Perseus with the head of Medusa, also known as Cellini’s Persus, is a bronze sculpture. It is considered a masterpiece of Italian Mannerism, and is one of the most famous statues in Florence’s Piazza della Signoria. Located in the Loggia dei Lanzi, it depicts Perseus as he stands on Medusa’s body and holds her head up in the air. In the scene, he has just beheaded her with his sword, and triumphantly lifts up her head, holding it by her hair. The statute has a rather high pedestal, adorned with small bronzes that are now at the Bargello museum, so that the spectator must look up at it as Perseus looks down toward the ground. The refined pedestal bronzes are an example of Cellini’s unparalleled talent when working on smaller pieces. This was due to the fact that he was also an expert goldsmith.
The statute was commissioned by Cosimo I dei Medici, after he had just been named Grand Duke, and was completed from 1545 to 1554. The original still stands in the Loggia today. It has stood there since its completion in 1554, except for a period of restoration that ended in 1998. Cellini’s Perseus recalls Donatello’s bronze sculpture Judith and Holofernes (1460), but Cellini takes a step away from the early Renaissance style towards the characteristic titanism of the Italian Mannerism. Cellini’s Perseus also has political meaning, just like the vast majority of the statuary in the piazza. Indeed, it represents the new Grand Duke’s desire to break away from experiences of the earlier republic and send a message to the people, which are represented by Medusa.
Serpents emerge from Medusa’s body, representing the people’s many past conflicts that had only worked to threatened and obstruct true democracy. Making the statue proved extremely difficult for Cellini, who truly put his talents to the test. He often spoke of his difficulty with Perseus in his autobiography.

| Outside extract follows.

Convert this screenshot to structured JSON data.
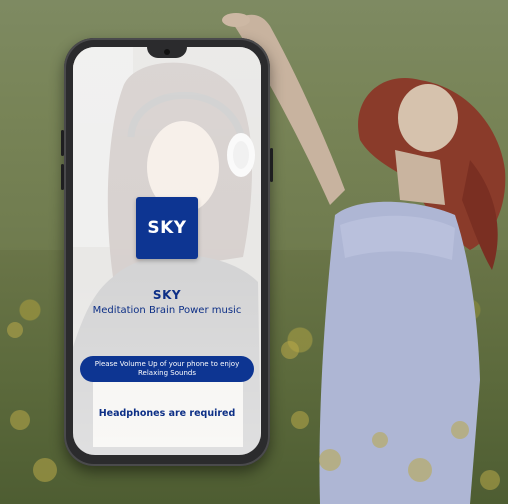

He complained about the difficulty fusing the statue in his kiln, and how he used all of the dishware in his home to make it. Fun fact: It is believed that Cellini used a young lover as his model for the statute, and on the back of Perseus’ neck, there is the small portrait of a bearded man, which many maintain is Cellini himself. Florentine singer-songwriter Riccardo Marasco sings about this statue in a song called “L’alluvione” from his album "Il porcellino".